Product classification is an internationally shared process among all trading countries. In the U.S., products are classified
according to the Harmonized Tariff Schedule of the U.S. (HTSUS). When entering goods into the U.S., the HTSUS designated 10-digit HTS code is required and used to determine the applicable duty rate.
The HTS is declared by the importer and used to assess tariffs, determine eligible free trade agreements, generate trade statistics, and monitor quota or controlled goods.
U.S. Customs and Border Protection (CBP) requires an importer of record, among other responsibilities, to exercise
reasonable care to determine the classification of a good, pay the correct duties, and appropriately avail itself of duty
saving opportunities like free trade agreements, China tariff exclusions, and other duties. Failing to meet the reasonable
care standard exposes an importer to potentially high penalties under 19 U.S.C. 1592 and can subject an importer to
detention or seizure of goods.
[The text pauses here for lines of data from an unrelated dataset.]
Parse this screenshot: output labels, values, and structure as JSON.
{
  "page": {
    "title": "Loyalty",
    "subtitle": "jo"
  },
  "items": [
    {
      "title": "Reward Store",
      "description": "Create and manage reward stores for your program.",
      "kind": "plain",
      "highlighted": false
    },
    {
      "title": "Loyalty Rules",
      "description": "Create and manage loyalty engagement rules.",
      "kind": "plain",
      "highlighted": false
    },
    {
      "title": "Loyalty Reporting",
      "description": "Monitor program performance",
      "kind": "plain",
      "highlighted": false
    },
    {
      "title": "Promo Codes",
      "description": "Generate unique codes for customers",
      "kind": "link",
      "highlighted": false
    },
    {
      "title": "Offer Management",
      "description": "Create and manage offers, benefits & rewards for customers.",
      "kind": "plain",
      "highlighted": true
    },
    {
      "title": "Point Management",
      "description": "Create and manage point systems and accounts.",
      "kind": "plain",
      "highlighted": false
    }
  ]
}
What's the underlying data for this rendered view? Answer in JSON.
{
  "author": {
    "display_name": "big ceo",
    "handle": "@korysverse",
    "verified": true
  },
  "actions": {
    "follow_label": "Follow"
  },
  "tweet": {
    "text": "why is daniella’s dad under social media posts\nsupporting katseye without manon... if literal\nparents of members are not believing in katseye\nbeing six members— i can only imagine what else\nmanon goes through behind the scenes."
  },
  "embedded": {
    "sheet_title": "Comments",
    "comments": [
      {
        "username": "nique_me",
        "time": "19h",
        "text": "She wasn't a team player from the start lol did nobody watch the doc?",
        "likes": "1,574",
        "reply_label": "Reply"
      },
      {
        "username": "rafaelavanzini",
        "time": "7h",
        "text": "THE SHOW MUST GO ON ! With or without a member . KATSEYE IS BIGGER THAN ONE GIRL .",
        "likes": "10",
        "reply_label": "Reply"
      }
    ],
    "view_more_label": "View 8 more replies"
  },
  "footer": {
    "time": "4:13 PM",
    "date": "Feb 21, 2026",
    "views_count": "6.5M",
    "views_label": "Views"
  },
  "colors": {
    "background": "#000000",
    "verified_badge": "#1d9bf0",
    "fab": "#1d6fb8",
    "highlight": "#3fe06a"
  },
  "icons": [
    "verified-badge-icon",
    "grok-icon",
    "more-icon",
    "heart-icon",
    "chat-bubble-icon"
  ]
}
This article by Jennifer Diaz and Sharath Patil of MSI's Florida specialist law member Diaz Trade Law provides a basic overview of the complex process of classification, practice tips on meeting the reasonable care standard, how to effectively classify goods imported into the U.S., and additional resources to assist in the classification process.